What to work on -
Scan the records for "Web選考可". Show the matching lines.

Extracted records -
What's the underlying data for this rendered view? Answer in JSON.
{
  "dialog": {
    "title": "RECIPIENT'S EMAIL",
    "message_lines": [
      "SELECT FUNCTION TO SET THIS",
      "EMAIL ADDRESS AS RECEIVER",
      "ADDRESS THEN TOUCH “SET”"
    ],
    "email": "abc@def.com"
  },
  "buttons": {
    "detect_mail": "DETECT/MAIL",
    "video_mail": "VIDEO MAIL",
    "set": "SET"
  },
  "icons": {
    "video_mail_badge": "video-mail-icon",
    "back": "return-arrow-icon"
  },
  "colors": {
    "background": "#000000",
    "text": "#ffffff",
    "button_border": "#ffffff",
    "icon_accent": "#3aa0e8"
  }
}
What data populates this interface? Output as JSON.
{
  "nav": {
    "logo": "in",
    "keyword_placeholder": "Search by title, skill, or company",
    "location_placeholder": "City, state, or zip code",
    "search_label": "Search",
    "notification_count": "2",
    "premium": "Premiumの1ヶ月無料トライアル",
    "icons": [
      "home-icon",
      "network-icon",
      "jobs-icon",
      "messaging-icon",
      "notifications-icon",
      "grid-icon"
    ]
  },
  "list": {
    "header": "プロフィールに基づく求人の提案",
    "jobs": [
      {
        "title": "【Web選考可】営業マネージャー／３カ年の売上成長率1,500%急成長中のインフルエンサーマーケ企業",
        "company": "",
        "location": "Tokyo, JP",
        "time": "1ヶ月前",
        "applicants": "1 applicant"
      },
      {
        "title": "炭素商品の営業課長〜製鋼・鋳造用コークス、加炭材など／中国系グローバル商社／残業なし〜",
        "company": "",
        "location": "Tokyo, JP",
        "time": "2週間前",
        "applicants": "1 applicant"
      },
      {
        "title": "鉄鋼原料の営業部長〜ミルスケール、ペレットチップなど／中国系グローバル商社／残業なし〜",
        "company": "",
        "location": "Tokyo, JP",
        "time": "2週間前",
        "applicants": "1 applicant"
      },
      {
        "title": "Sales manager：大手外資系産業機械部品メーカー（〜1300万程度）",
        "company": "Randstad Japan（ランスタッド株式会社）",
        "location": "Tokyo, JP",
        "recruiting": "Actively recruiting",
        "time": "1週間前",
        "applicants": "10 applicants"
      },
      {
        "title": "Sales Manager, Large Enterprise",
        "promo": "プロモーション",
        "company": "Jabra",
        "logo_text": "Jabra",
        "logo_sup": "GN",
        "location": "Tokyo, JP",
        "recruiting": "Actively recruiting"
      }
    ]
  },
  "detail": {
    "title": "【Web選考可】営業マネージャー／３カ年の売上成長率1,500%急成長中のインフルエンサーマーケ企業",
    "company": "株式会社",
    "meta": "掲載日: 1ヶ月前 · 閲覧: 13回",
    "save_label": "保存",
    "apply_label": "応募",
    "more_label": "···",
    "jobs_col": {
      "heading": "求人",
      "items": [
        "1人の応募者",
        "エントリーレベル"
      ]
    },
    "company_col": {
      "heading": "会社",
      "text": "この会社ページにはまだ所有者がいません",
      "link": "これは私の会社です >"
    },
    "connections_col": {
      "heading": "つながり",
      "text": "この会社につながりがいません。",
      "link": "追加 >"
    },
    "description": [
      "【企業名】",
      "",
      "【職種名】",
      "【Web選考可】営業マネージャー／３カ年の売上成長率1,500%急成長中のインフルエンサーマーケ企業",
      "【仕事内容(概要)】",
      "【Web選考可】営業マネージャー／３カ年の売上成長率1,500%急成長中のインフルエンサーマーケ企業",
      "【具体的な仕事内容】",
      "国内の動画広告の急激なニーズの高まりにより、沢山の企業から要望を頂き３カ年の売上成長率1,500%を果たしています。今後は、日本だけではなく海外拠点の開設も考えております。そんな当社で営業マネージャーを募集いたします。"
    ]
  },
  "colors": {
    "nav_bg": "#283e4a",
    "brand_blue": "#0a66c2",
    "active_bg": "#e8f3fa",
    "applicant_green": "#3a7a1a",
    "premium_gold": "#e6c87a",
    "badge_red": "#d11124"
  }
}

Exercise solution -
        "title": "【Web選考可】営業マネージャー／３カ年の売上成長率1,500%急成長中のインフルエンサーマーケ企業",
    "title": "【Web選考可】営業マネージャー／３カ年の売上成長率1,500%急成長中のインフルエンサーマーケ企業",
      "【Web選考可】営業マネージャー／３カ年の売上成長率1,500%急成長中のインフルエンサーマーケ企業",
      "【Web選考可】営業マネージャー／３カ年の売上成長率1,500%急成長中のインフルエンサーマーケ企業",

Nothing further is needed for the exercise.